The study of the statistics of records in a time series is of capital importance in a wide variety of systems, including climate studies, finance and economics, hydrology, sports and others. Recently, the study of records has found a renewed interest and applications in diverse complex systems such as the evolution of the thermo-remanent magnetization in spin-glasses, evolution of the vortex density with increasing magnetic field in type-II disordered superconductors, avalanches of elastic lines in a disordered medium, the evolution of fitness in biological populations, and in models of growing networks, amongst others.
Interestingly, despite record statistics has been extensively studied in the past 50 years, there are still non-trivial questions to be addressed, even for the case of independent and identically distributed (i.i.d.) random variables. While the statistics of the total number of records and record ages (how long a record survives before it gets broken by the next one) in a given sequence of size N have been thoroughly studied, both for uncorrelated time series, as well as for correlated time series such as a random walk, there is hardly any study of the statistics of the label of the longest record M.
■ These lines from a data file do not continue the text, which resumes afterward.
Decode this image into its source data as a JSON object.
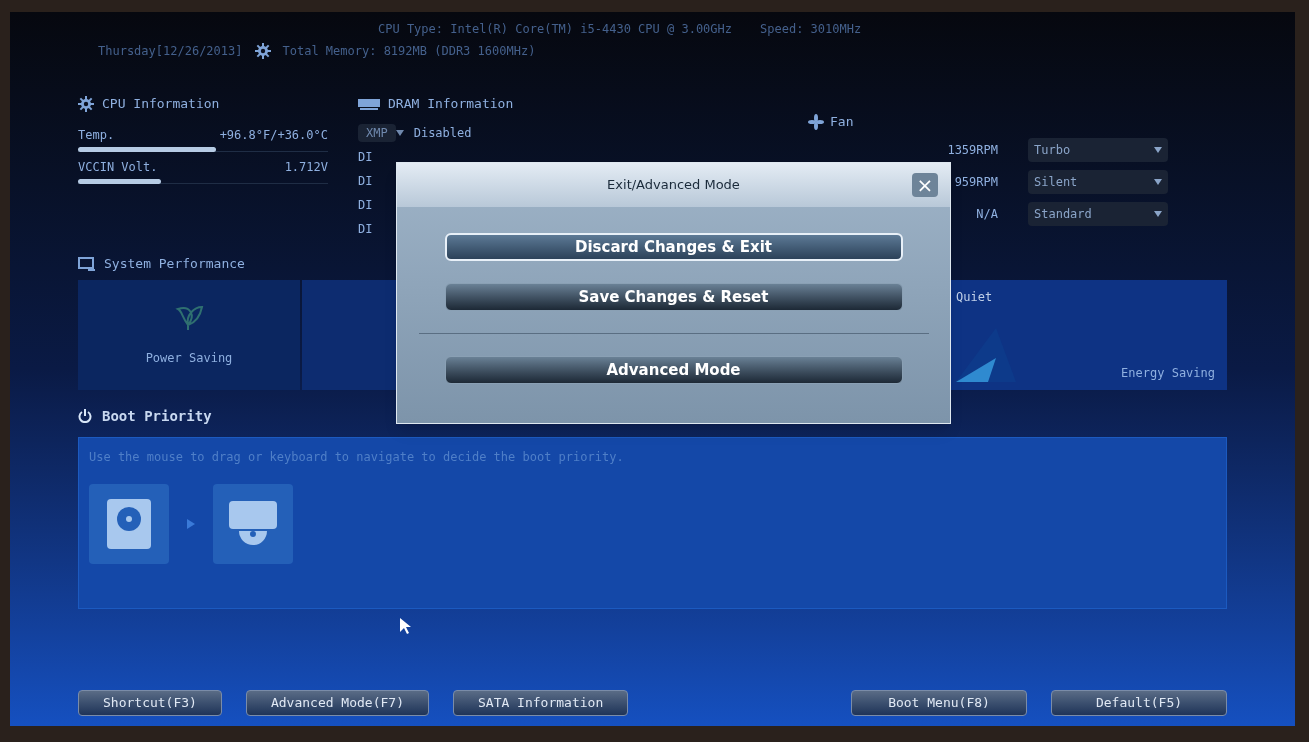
{
  "header": {
    "cpu_type": "CPU Type: Intel(R) Core(TM) i5-4430 CPU @ 3.00GHz",
    "speed": "Speed: 3010MHz",
    "date": "Thursday[12/26/2013]",
    "total_memory": "Total Memory: 8192MB (DDR3 1600MHz)"
  },
  "cpu_info": {
    "title": "CPU Information",
    "rows": [
      {
        "label": "Temp.",
        "value": "+96.8°F/+36.0°C",
        "level": 0.55
      },
      {
        "label": "VCCIN Volt.",
        "value": "1.712V",
        "level": 0.33
      }
    ]
  },
  "dram_info": {
    "title": "DRAM Information",
    "xmp": "XMP",
    "xmp_value": "Disabled",
    "slots": [
      "DI",
      "DI",
      "DI",
      "DI"
    ]
  },
  "fan": {
    "title": "Fan",
    "rows": [
      {
        "rpm": "1359RPM",
        "mode": "Turbo"
      },
      {
        "rpm": "959RPM",
        "mode": "Silent"
      },
      {
        "rpm": "N/A",
        "mode": "Standard"
      }
    ]
  },
  "system_performance": {
    "title": "System Performance",
    "tiles": [
      {
        "label": "Power Saving"
      }
    ],
    "mode_top": "Quiet",
    "mode_bottom": "Energy Saving"
  },
  "boot_priority": {
    "title": "Boot Priority",
    "hint": "Use the mouse to drag or keyboard to navigate to decide the boot priority.",
    "devices": [
      {
        "kind": "disk"
      },
      {
        "kind": "optical"
      }
    ]
  },
  "bottom_buttons_left": [
    "Shortcut(F3)",
    "Advanced Mode(F7)",
    "SATA Information"
  ],
  "bottom_buttons_right": [
    "Boot Menu(F8)",
    "Default(F5)"
  ],
  "dialog": {
    "title": "Exit/Advanced Mode",
    "close": "×",
    "buttons": [
      {
        "label": "Discard Changes & Exit",
        "selected": true
      },
      {
        "label": "Save Changes & Reset",
        "selected": false
      }
    ],
    "after_divider": [
      {
        "label": "Advanced Mode",
        "selected": false
      }
    ]
  }
}
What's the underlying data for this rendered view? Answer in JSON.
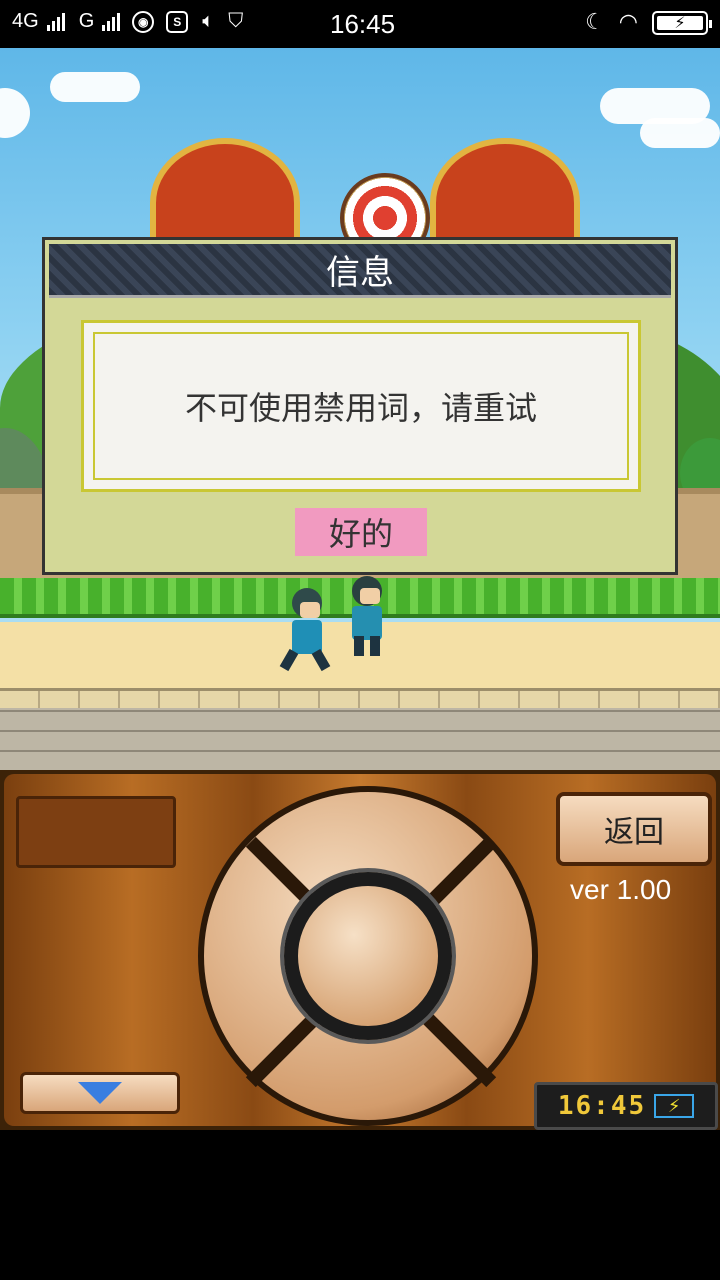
{
  "status_bar": {
    "network_1": "4G",
    "network_2": "G",
    "time": "16:45",
    "icons": [
      "globe-icon",
      "s-icon",
      "volume-icon",
      "shield-icon",
      "moon-icon",
      "wifi-icon",
      "battery-icon"
    ]
  },
  "dialog": {
    "title": "信息",
    "message": "不可使用禁用词，请重试",
    "ok_label": "好的"
  },
  "panel": {
    "back_label": "返回",
    "version": "ver 1.00",
    "clock_time": "16:45"
  },
  "colors": {
    "dialog_bg": "#d3d897",
    "ok_button": "#f19ac0",
    "clock_digits": "#f0c83a"
  }
}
In this seminar, I will present analytical results for the statistics of M for i.i.d. random variables, each drawn from a continuous probability distribution function, and use them to introduce a new quantity that measures the distance between the last record and the most longevous one. Remarkably, all the results for the statistics of M are shown to be universal, i.e. independent of the distribution of the random variables.